**Entries taken from a collection:**
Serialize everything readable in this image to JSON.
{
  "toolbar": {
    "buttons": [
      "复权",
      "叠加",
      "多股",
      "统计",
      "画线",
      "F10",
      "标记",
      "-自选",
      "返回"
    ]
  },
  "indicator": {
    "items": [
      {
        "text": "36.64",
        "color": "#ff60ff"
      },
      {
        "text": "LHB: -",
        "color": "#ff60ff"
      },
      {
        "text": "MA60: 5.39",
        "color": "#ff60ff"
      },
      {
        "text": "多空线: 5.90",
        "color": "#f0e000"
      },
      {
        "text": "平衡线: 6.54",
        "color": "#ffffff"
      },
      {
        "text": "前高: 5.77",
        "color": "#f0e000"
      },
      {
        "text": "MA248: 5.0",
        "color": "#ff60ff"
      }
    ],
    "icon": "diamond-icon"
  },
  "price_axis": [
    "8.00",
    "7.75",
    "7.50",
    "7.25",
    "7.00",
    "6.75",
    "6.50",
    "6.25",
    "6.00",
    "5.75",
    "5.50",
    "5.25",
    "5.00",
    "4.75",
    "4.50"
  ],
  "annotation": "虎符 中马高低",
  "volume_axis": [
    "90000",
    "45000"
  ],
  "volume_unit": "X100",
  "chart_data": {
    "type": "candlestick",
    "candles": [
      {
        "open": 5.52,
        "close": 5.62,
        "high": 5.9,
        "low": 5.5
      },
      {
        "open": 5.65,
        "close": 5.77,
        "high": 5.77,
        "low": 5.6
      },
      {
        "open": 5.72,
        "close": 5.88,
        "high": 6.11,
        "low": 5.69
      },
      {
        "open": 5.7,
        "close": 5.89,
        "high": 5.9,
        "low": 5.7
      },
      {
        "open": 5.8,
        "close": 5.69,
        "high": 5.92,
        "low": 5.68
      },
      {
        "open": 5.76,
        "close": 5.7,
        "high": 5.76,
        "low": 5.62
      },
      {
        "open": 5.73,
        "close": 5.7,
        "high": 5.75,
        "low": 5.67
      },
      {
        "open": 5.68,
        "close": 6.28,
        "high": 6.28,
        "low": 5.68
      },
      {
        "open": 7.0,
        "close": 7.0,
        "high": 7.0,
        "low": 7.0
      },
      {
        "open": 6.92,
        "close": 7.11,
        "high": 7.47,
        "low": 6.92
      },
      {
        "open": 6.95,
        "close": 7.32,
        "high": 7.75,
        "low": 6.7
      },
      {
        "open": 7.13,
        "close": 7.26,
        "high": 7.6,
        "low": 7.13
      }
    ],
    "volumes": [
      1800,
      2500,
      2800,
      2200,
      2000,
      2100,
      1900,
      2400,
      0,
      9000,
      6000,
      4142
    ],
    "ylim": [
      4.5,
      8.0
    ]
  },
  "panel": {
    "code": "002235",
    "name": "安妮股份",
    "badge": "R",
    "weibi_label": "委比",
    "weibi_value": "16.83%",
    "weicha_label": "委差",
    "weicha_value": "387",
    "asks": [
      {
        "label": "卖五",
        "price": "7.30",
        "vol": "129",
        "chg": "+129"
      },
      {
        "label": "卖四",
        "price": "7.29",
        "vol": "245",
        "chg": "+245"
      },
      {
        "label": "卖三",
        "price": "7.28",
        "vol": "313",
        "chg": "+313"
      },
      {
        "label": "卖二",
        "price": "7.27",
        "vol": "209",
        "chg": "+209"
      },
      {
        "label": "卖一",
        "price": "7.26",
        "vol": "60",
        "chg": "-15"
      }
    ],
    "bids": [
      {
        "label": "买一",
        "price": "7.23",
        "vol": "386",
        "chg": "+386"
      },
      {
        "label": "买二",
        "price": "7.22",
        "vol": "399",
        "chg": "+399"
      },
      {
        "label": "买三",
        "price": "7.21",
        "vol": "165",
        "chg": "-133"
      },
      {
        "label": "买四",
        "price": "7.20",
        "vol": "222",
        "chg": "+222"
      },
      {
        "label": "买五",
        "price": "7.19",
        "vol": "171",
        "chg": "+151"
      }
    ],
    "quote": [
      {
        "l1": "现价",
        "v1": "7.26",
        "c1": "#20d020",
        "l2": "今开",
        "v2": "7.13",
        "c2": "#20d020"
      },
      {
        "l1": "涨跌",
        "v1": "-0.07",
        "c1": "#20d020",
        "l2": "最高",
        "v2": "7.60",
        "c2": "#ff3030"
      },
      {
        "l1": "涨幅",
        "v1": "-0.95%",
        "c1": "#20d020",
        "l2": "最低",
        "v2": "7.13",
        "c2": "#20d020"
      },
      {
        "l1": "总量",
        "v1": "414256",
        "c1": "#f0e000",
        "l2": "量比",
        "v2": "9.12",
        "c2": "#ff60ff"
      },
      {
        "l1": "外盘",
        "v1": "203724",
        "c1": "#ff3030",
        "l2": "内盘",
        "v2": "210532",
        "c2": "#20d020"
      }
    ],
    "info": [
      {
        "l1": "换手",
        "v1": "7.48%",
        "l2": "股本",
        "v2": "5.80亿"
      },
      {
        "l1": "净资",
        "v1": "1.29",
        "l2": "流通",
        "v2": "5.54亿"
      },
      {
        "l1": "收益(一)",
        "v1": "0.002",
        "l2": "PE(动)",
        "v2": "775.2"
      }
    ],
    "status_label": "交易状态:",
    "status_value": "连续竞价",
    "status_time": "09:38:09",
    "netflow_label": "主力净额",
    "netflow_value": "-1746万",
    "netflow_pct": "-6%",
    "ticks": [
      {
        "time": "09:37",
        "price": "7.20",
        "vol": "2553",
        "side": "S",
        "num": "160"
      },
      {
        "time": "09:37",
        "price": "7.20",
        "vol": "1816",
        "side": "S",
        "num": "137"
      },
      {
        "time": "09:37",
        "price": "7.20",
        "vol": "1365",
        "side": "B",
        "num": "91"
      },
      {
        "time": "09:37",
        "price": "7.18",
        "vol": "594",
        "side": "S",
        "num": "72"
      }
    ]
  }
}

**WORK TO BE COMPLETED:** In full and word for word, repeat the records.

**TASK RESPONSE:**
Serialize everything readable in this image to JSON.
{
  "toolbar": {
    "buttons": [
      "复权",
      "叠加",
      "多股",
      "统计",
      "画线",
      "F10",
      "标记",
      "-自选",
      "返回"
    ]
  },
  "indicator": {
    "items": [
      {
        "text": "36.64",
        "color": "#ff60ff"
      },
      {
        "text": "LHB: -",
        "color": "#ff60ff"
      },
      {
        "text": "MA60: 5.39",
        "color": "#ff60ff"
      },
      {
        "text": "多空线: 5.90",
        "color": "#f0e000"
      },
      {
        "text": "平衡线: 6.54",
        "color": "#ffffff"
      },
      {
        "text": "前高: 5.77",
        "color": "#f0e000"
      },
      {
        "text": "MA248: 5.0",
        "color": "#ff60ff"
      }
    ],
    "icon": "diamond-icon"
  },
  "price_axis": [
    "8.00",
    "7.75",
    "7.50",
    "7.25",
    "7.00",
    "6.75",
    "6.50",
    "6.25",
    "6.00",
    "5.75",
    "5.50",
    "5.25",
    "5.00",
    "4.75",
    "4.50"
  ],
  "annotation": "虎符 中马高低",
  "volume_axis": [
    "90000",
    "45000"
  ],
  "volume_unit": "X100",
  "chart_data": {
    "type": "candlestick",
    "candles": [
      {
        "open": 5.52,
        "close": 5.62,
        "high": 5.9,
        "low": 5.5
      },
      {
        "open": 5.65,
        "close": 5.77,
        "high": 5.77,
        "low": 5.6
      },
      {
        "open": 5.72,
        "close": 5.88,
        "high": 6.11,
        "low": 5.69
      },
      {
        "open": 5.7,
        "close": 5.89,
        "high": 5.9,
        "low": 5.7
      },
      {
        "open": 5.8,
        "close": 5.69,
        "high": 5.92,
        "low": 5.68
      },
      {
        "open": 5.76,
        "close": 5.7,
        "high": 5.76,
        "low": 5.62
      },
      {
        "open": 5.73,
        "close": 5.7,
        "high": 5.75,
        "low": 5.67
      },
      {
        "open": 5.68,
        "close": 6.28,
        "high": 6.28,
        "low": 5.68
      },
      {
        "open": 7.0,
        "close": 7.0,
        "high": 7.0,
        "low": 7.0
      },
      {
        "open": 6.92,
        "close": 7.11,
        "high": 7.47,
        "low": 6.92
      },
      {
        "open": 6.95,
        "close": 7.32,
        "high": 7.75,
        "low": 6.7
      },
      {
        "open": 7.13,
        "close": 7.26,
        "high": 7.6,
        "low": 7.13
      }
    ],
    "volumes": [
      1800,
      2500,
      2800,
      2200,
      2000,
      2100,
      1900,
      2400,
      0,
      9000,
      6000,
      4142
    ],
    "ylim": [
      4.5,
      8.0
    ]
  },
  "panel": {
    "code": "002235",
    "name": "安妮股份",
    "badge": "R",
    "weibi_label": "委比",
    "weibi_value": "16.83%",
    "weicha_label": "委差",
    "weicha_value": "387",
    "asks": [
      {
        "label": "卖五",
        "price": "7.30",
        "vol": "129",
        "chg": "+129"
      },
      {
        "label": "卖四",
        "price": "7.29",
        "vol": "245",
        "chg": "+245"
      },
      {
        "label": "卖三",
        "price": "7.28",
        "vol": "313",
        "chg": "+313"
      },
      {
        "label": "卖二",
        "price": "7.27",
        "vol": "209",
        "chg": "+209"
      },
      {
        "label": "卖一",
        "price": "7.26",
        "vol": "60",
        "chg": "-15"
      }
    ],
    "bids": [
      {
        "label": "买一",
        "price": "7.23",
        "vol": "386",
        "chg": "+386"
      },
      {
        "label": "买二",
        "price": "7.22",
        "vol": "399",
        "chg": "+399"
      },
      {
        "label": "买三",
        "price": "7.21",
        "vol": "165",
        "chg": "-133"
      },
      {
        "label": "买四",
        "price": "7.20",
        "vol": "222",
        "chg": "+222"
      },
      {
        "label": "买五",
        "price": "7.19",
        "vol": "171",
        "chg": "+151"
      }
    ],
    "quote": [
      {
        "l1": "现价",
        "v1": "7.26",
        "c1": "#20d020",
        "l2": "今开",
        "v2": "7.13",
        "c2": "#20d020"
      },
      {
        "l1": "涨跌",
        "v1": "-0.07",
        "c1": "#20d020",
        "l2": "最高",
        "v2": "7.60",
        "c2": "#ff3030"
      },
      {
        "l1": "涨幅",
        "v1": "-0.95%",
        "c1": "#20d020",
        "l2": "最低",
        "v2": "7.13",
        "c2": "#20d020"
      },
      {
        "l1": "总量",
        "v1": "414256",
        "c1": "#f0e000",
        "l2": "量比",
        "v2": "9.12",
        "c2": "#ff60ff"
      },
      {
        "l1": "外盘",
        "v1": "203724",
        "c1": "#ff3030",
        "l2": "内盘",
        "v2": "210532",
        "c2": "#20d020"
      }
    ],
    "info": [
      {
        "l1": "换手",
        "v1": "7.48%",
        "l2": "股本",
        "v2": "5.80亿"
      },
      {
        "l1": "净资",
        "v1": "1.29",
        "l2": "流通",
        "v2": "5.54亿"
      },
      {
        "l1": "收益(一)",
        "v1": "0.002",
        "l2": "PE(动)",
        "v2": "775.2"
      }
    ],
    "status_label": "交易状态:",
    "status_value": "连续竞价",
    "status_time": "09:38:09",
    "netflow_label": "主力净额",
    "netflow_value": "-1746万",
    "netflow_pct": "-6%",
    "ticks": [
      {
        "time": "09:37",
        "price": "7.20",
        "vol": "2553",
        "side": "S",
        "num": "160"
      },
      {
        "time": "09:37",
        "price": "7.20",
        "vol": "1816",
        "side": "S",
        "num": "137"
      },
      {
        "time": "09:37",
        "price": "7.20",
        "vol": "1365",
        "side": "B",
        "num": "91"
      },
      {
        "time": "09:37",
        "price": "7.18",
        "vol": "594",
        "side": "S",
        "num": "72"
      }
    ]
  }
}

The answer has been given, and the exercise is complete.